The day after the murder of Fabio Di Celmo, Luis Posada Carriles made a call from Central America to his friend Paco Pimentel who was then living in Venezuela. Cuban authorities have a recording of the call in which Posada told his friend, “Paco, have you been keeping up with everything? You have no idea, three in a row in three hotels in Miramar, all well synchronized and without any possibility of detecting the messenger, and this is just the beginning. I promise you that more messengers are on their way to Cuba to execute new actions.”
Miramar is a comfortable neighborhood in Havana. Among its many hotels are the Copacabana, the Chateau Miramar and the Tritón. Three bombs exploded within a few minutes of each other on September 4, 1997 at these hotels. One of them killed Fabio. “All well synchronized,” said Posada Carriles in that recorded telephone call the day after.
In June of 1998, in an unprecedented collaboration between the two governments, Cuban authorities provided the FBI with the evidence it had compiled in the investigation conducted by Roberto Hernández Caballero, today’s witness in El Paso.

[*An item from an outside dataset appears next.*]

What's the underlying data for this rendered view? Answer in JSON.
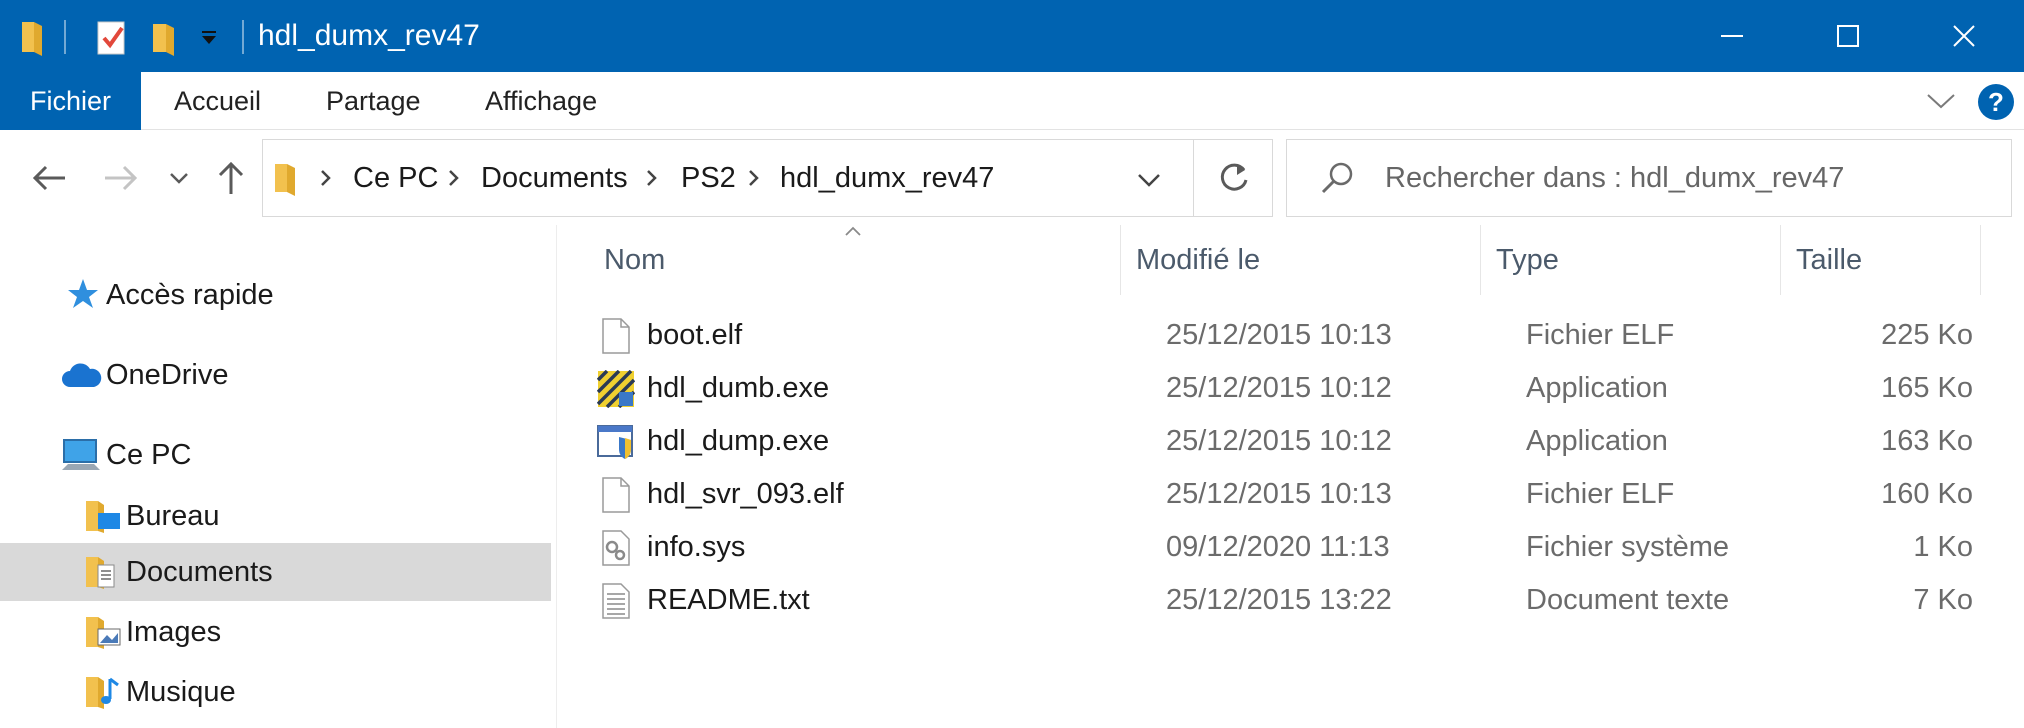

Although Posada Carriles is not on trial for murder, the jurors now know that a series of bombs exploded in Havana’s hotels in 1997 and that one of them killed Fabio Di Celmo.
Jurors don’t know that Chávez Abarca confessed to recruiting Raúl Cruz León—and that he did so at the behest of Posada Carriles. They also don’t know that Posada assembled the explosives and secreted them into Cruz León’s television set. They won’t learn about Posada’s call to Paco Pimental the day after the explosions.
The indictment establishes the parameters of this trial, and it charges Posada Carriles only with false declarations and perjury, yet the truth is seeping out.
Next week jurors will hear Posada Carriles in his own voice, boasting to Ann Louise Bardach and Maria Elvira Salazar, two journalists who interviewed him, that he has no remorse and that he is the mastermind behind the bombs in Havana.
Anyone who heard Roberto Hernández Caballero’s testimony today or saw the photos showing the effects of the explosions now knows the reason why the Cuban Five were sent to the United States: to penetrate the extremist Cuban-American groups responsible for a campaign of terror against the island. The FBI knew it from the beginning. So did the White House. Yet the Five were tried and convicted of conspiracy to commit espionage and were given long sentences in U.S. federal prisons, while Posada Carriles remains free to enjoy the trappings of a comfortable life in the United States.
Perhaps this case will mark a much-needed turning point. Posada Carriles ought to be in prison and the Five ought to be free.
I learned that Leonard Weinglass, one of the key attorneys for the Cuban Five, is seriously ill in a hospital in New York. Let’s send him millions of abrazos. Lenny needs them.
José Pertierra practices law in Washington, DC. He represents the government of Venezuela in the case to extradite Luis Posada Carriles.
Translated by Machetera and Manuel Talens. They are members of Tlaxcala, the international network of translators for linguistic diversity.